- **Problem statement**:
Search the records below for "caption" and copy every line it turns up in.

**********

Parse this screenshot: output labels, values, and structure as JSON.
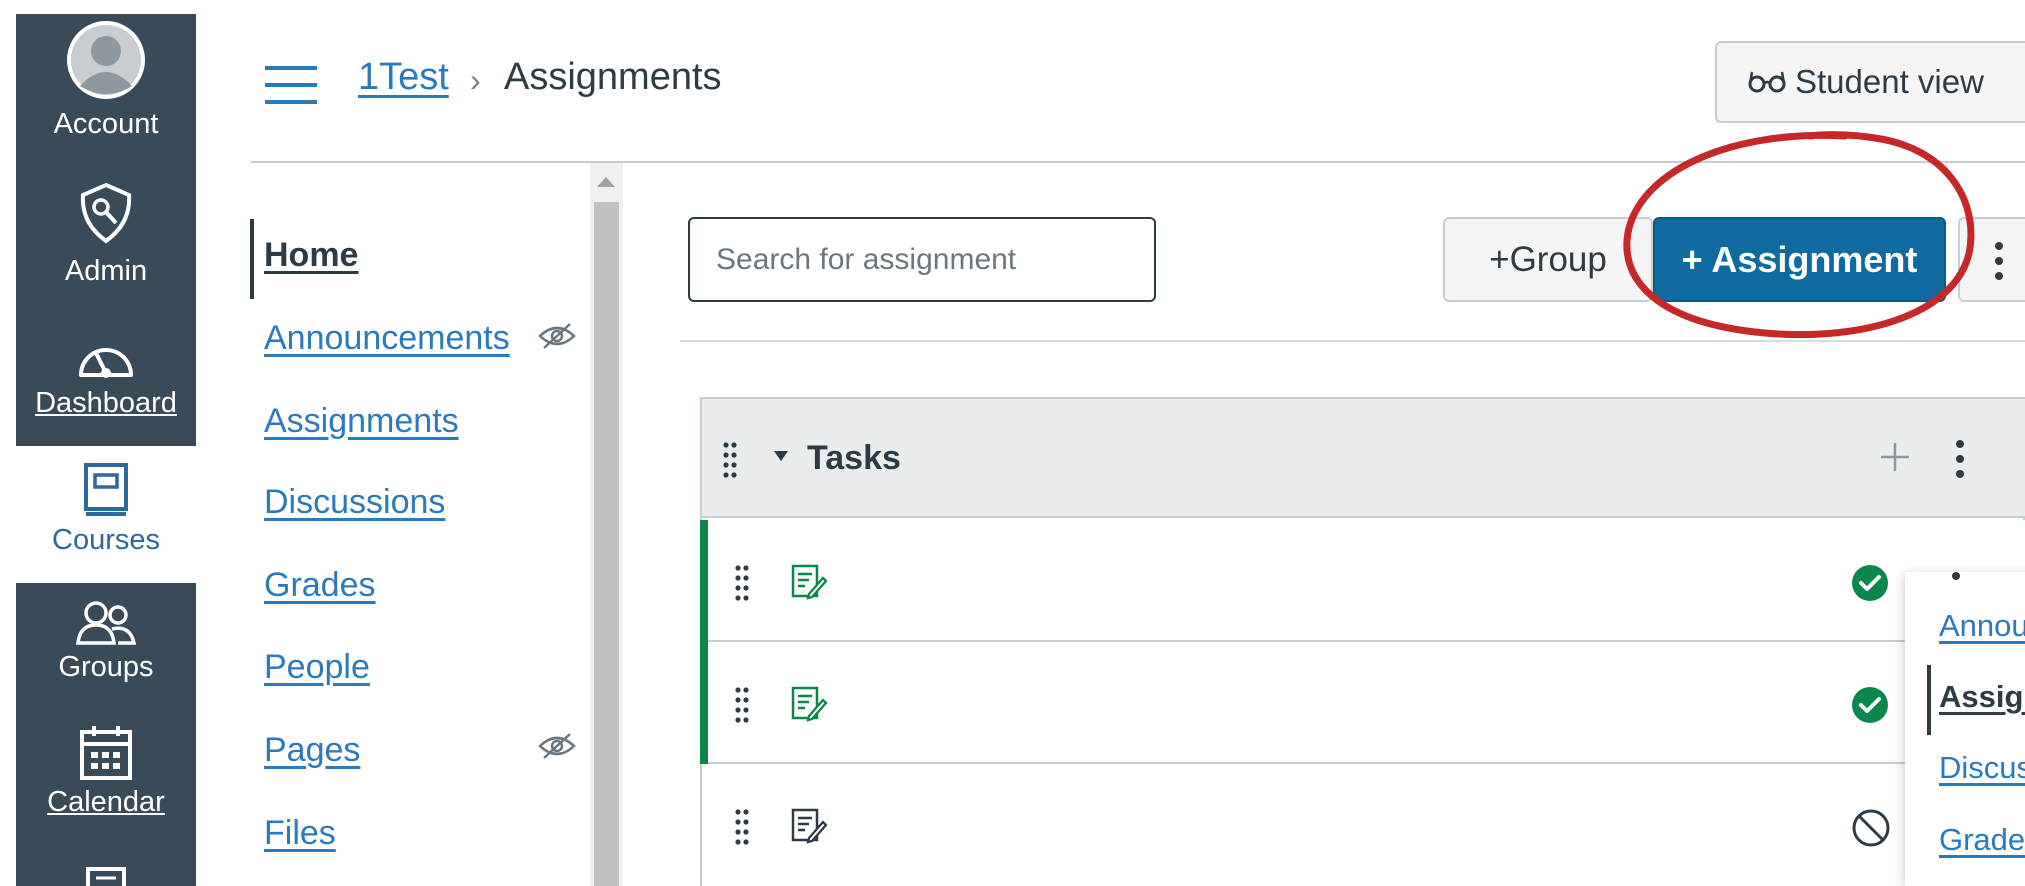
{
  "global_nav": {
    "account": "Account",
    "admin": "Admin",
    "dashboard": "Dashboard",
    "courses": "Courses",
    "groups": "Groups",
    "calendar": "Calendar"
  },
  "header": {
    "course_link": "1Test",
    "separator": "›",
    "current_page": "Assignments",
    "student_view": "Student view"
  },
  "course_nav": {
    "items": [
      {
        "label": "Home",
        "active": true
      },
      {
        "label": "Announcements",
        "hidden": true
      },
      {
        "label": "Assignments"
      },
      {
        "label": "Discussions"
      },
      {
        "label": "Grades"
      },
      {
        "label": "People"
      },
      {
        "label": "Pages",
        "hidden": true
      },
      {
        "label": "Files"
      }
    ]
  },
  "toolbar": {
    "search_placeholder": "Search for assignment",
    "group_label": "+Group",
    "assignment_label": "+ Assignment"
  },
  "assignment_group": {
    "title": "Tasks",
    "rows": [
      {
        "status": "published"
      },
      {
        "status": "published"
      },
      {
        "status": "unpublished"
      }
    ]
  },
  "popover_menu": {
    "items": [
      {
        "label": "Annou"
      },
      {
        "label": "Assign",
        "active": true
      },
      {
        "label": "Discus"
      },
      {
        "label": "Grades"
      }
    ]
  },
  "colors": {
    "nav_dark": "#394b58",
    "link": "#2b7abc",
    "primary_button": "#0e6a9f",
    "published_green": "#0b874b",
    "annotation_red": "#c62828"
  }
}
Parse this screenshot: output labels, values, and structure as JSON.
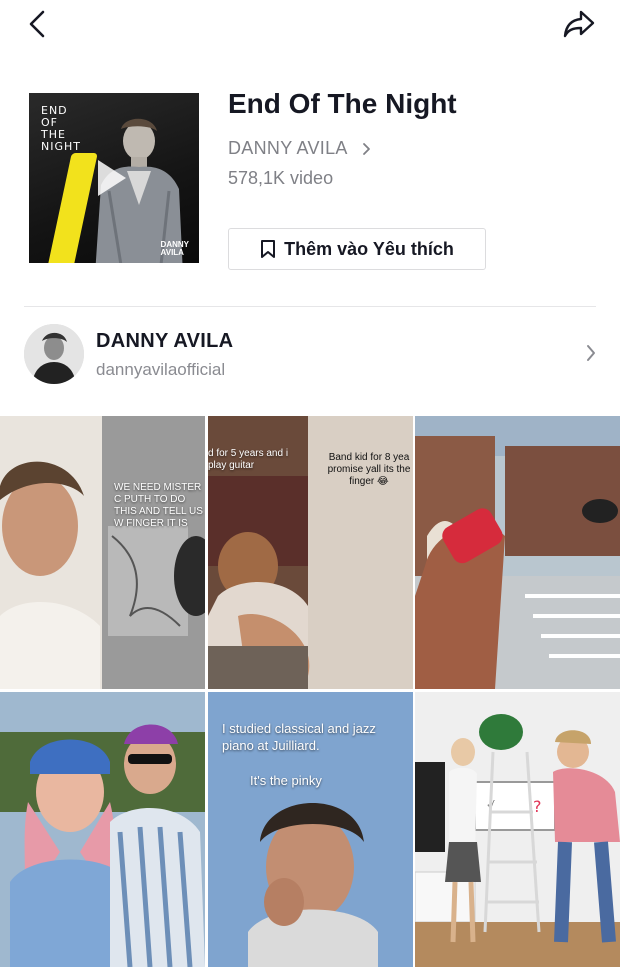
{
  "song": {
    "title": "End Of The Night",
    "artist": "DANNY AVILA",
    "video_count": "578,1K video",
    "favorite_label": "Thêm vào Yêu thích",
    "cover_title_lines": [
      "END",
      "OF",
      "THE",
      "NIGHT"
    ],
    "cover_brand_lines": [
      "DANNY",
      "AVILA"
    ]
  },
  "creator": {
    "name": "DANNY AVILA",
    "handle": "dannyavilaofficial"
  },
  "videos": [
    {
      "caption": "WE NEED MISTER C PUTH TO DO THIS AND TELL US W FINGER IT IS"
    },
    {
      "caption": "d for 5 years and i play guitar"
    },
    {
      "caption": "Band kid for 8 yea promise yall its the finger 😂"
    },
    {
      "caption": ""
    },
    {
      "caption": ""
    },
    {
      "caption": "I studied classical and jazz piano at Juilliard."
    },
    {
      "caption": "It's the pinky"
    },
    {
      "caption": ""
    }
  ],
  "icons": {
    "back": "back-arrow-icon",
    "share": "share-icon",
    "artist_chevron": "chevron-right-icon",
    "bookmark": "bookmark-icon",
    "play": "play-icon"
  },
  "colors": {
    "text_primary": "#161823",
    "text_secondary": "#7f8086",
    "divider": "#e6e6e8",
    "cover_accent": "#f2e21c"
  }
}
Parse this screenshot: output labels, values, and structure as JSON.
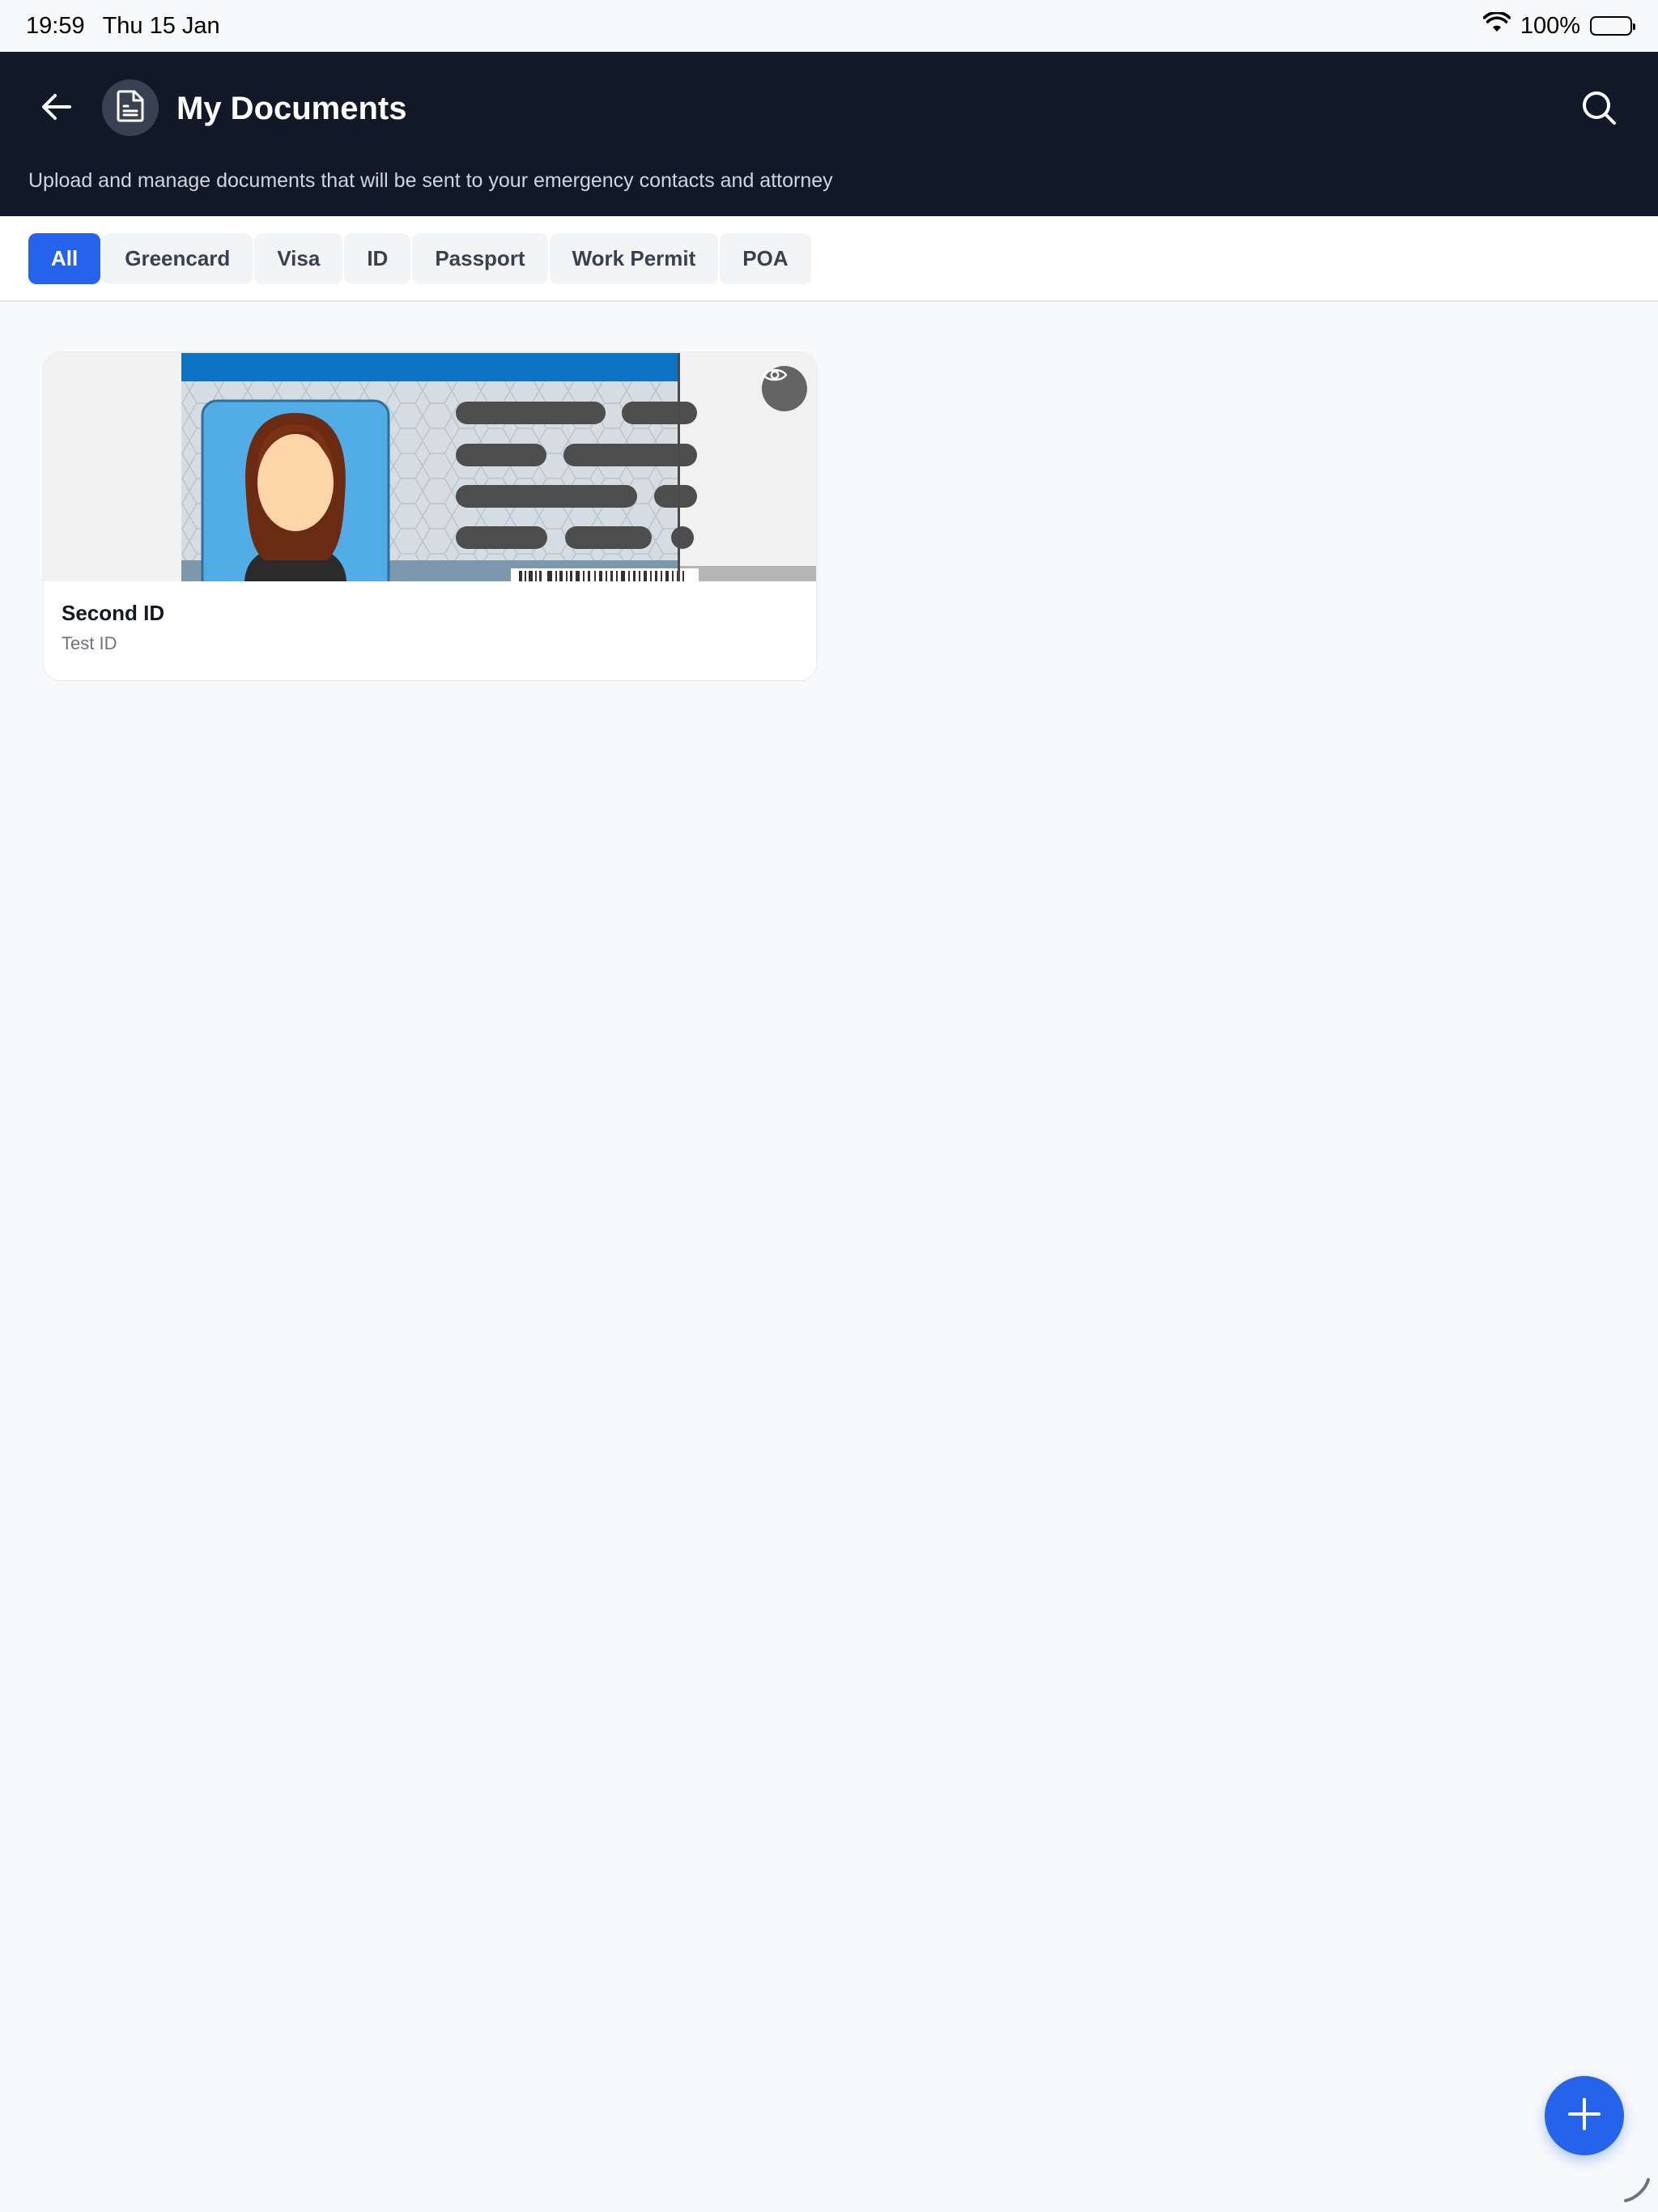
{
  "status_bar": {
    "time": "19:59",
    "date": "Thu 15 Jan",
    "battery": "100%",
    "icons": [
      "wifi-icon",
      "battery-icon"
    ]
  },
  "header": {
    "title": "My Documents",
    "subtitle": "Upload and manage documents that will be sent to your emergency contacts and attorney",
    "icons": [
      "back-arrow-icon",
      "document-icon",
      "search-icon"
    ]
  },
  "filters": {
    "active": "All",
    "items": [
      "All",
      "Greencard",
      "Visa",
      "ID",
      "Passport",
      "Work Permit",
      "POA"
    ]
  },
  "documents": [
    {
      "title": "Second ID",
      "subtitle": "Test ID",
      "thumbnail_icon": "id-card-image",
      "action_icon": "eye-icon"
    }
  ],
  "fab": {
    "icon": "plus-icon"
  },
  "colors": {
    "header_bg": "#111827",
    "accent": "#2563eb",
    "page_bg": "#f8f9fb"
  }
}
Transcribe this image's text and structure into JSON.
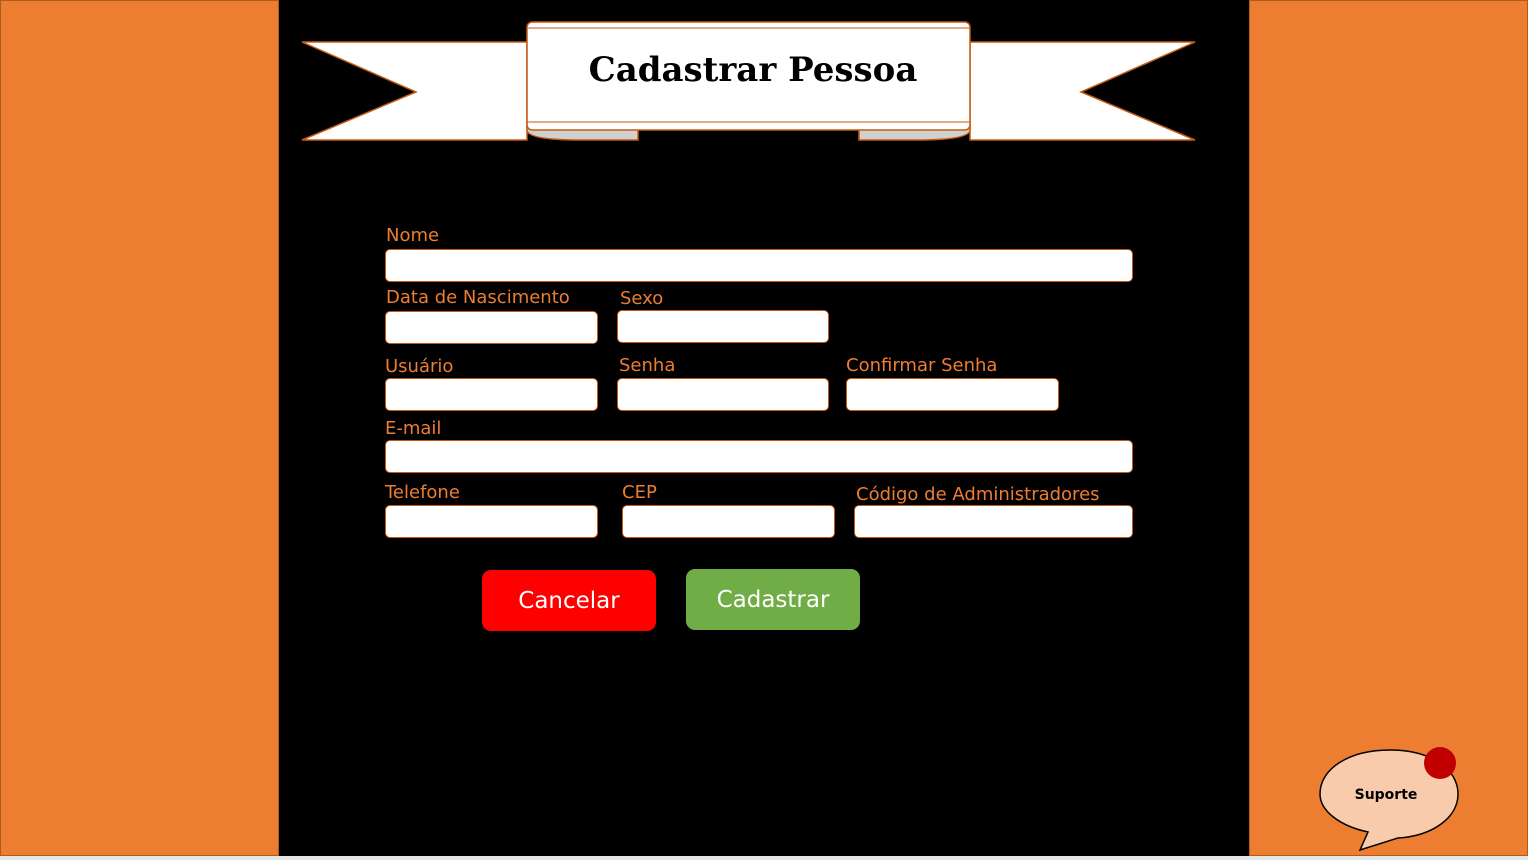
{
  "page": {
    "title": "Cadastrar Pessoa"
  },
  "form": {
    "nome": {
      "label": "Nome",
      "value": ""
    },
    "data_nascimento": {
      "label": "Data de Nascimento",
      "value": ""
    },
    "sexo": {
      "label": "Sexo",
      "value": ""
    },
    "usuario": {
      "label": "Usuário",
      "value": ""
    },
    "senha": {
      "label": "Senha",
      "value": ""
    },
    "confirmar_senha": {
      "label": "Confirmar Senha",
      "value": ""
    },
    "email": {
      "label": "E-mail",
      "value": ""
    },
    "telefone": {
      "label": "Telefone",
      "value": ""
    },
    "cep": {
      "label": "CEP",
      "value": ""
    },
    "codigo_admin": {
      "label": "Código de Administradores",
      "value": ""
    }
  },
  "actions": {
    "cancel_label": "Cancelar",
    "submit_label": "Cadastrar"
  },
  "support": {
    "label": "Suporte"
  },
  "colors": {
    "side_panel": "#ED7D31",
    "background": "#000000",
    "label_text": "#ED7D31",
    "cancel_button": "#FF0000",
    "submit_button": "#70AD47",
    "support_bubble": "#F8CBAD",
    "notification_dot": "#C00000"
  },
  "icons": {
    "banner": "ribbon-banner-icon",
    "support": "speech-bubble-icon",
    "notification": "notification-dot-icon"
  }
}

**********

- **Expected answer**:
      "caption": "WE NEED MISTER C PUTH TO DO THIS AND TELL US W FINGER IT IS"
      "caption": "d for 5 years and i play guitar"
      "caption": "Band kid for 8 yea promise yall its the finger 😂"
      "caption": ""
      "caption": ""
      "caption": "I studied classical and jazz piano at Juilliard."
      "caption": "It's the pinky"
      "caption": ""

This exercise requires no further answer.